A quick-thinking Florida golfer escaped the clutches of an alligator when he used his golf club to thwart the attack, he told InsideEdition.com.
Tony Aarts was coming up on the fourth hole of his golf game at the Magnolia Landing Golf & Country Club Wednesday afternoon when he suddenly found himself being dragged away by a large gator, he said.
“I heard a big splash behind me … and an alligator was right there. It grabbed my right foot,” the 75-year-old Cape Coral man told InsideEdition.com. “I was on my back and he got ahold of my foot, trying to grab me in—well, he did drag me in.”
Aarts yelled trying to get the attention of his friends, but said he realized he would have to take matters into his own hands if he wanted to make it out of the encounter alive.
“I was up to my knees and it was shaking its head, trying to wiggle me into the water. I thought ‘Oh God, I’m in trouble’ and I remembered I had the golf club,” he said.
Aarts began hitting the alligator in the head and body, but saw that those blows weren’t make much of a difference.
“You don’t want to hurt them at first … like when a dog grabs you, you might hit it but you don’t club it to death – but this wasn’t a dog,” he said. “I started hitting him in the eye—I thought that was my only chance. It let go and I scrambled backwards and by that time the guys were there.”
Aarts made it out of the encounter with three puncture wounds and considerable bruising, he said.
He was taken to a local hospital, where he was treated and released, and Aarts said he is due back for a follow-up appointment on Wednesday.
State wildlife workers captured the alligator and put it down.
There have been 388 alligator bites varying in severity—but including 24 fatalities—in Florida from 1948 to 2016, the Florida Fish and Wildlife Commission reports.
Aarts said he had seen the gator that attacked him before, as the nearly 10-foot long, 300-pound female stuck out.
“Not very often do you see them that big on a golf course,” he said.
He credited good luck for his ability to come out of the attack relatively unscathed.
“I was lucky because I was on slippery, grassy area. I was lucky because the lake was heavily sloped and not steep. And I had a putter in my hand,” Aarts said. “If I didn’t have a good, heavy putter, I would’ve been gone for sure. I would’ve been defenseless ... in one, two seconds I would have been gone.”

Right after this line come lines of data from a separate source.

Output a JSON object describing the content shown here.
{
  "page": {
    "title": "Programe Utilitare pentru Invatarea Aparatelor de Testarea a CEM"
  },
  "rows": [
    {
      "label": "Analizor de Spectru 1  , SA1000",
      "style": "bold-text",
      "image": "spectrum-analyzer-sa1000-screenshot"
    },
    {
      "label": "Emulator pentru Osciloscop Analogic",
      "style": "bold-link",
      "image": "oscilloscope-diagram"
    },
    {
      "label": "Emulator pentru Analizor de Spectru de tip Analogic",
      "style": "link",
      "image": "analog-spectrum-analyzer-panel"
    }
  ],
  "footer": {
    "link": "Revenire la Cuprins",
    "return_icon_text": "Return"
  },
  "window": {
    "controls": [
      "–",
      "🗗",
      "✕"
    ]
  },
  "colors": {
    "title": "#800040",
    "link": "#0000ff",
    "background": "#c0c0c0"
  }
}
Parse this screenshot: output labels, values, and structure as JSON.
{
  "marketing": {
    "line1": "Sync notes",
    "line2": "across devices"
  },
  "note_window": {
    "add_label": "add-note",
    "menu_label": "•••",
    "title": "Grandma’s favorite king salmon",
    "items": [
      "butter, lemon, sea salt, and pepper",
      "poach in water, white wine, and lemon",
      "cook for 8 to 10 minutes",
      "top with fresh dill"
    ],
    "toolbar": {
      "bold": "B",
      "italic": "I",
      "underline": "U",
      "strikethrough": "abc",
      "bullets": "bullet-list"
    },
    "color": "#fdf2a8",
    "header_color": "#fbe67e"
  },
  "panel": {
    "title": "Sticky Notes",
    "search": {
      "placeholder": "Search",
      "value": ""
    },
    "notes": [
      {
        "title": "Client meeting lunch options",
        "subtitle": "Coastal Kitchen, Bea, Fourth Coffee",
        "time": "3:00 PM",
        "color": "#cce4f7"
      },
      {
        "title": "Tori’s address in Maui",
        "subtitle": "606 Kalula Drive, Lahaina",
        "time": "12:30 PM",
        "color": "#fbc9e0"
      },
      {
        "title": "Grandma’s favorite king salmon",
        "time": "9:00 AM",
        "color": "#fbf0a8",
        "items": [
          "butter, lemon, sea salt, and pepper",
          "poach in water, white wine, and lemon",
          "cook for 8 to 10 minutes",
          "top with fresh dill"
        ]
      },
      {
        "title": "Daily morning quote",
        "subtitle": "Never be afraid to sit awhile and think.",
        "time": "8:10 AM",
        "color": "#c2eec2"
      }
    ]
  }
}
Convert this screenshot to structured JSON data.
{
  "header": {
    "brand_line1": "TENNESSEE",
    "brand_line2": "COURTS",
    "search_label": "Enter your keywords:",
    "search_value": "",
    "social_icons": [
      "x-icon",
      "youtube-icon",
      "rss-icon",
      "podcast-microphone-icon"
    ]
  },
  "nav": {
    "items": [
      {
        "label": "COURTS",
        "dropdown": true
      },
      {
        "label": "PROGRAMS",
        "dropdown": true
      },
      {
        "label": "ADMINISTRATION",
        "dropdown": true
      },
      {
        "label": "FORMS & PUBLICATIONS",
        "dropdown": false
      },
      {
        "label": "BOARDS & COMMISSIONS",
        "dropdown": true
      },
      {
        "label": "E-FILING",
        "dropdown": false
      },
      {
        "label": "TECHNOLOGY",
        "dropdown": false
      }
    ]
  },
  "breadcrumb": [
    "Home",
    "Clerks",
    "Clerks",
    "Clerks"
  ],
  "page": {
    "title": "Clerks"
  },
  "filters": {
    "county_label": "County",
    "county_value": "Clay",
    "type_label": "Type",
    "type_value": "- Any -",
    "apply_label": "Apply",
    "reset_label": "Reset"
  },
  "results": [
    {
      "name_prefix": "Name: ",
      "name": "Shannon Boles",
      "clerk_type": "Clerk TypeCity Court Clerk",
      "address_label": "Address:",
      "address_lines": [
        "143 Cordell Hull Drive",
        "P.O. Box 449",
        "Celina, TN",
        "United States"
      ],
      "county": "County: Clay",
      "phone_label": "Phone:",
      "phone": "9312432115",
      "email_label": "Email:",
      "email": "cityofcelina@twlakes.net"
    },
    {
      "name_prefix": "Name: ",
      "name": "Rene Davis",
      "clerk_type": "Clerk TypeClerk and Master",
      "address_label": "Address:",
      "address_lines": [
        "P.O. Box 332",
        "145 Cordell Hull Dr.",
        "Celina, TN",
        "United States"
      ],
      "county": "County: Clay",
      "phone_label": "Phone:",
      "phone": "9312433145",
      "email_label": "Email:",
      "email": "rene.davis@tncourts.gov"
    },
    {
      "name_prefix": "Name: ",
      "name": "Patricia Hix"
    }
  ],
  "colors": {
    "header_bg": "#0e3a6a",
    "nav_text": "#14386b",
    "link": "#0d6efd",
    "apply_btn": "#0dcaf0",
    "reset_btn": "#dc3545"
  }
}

Though the encounter has left Aarts acutely aware of a gator’s power, he said it will not stop him from returning to the golf course.
“I’m going to come back on Wednesday—I want to ride around and I want to make sure I can handle being there,” he said. “If I’m going to play golf, I have to think of the ball, not the alligator.”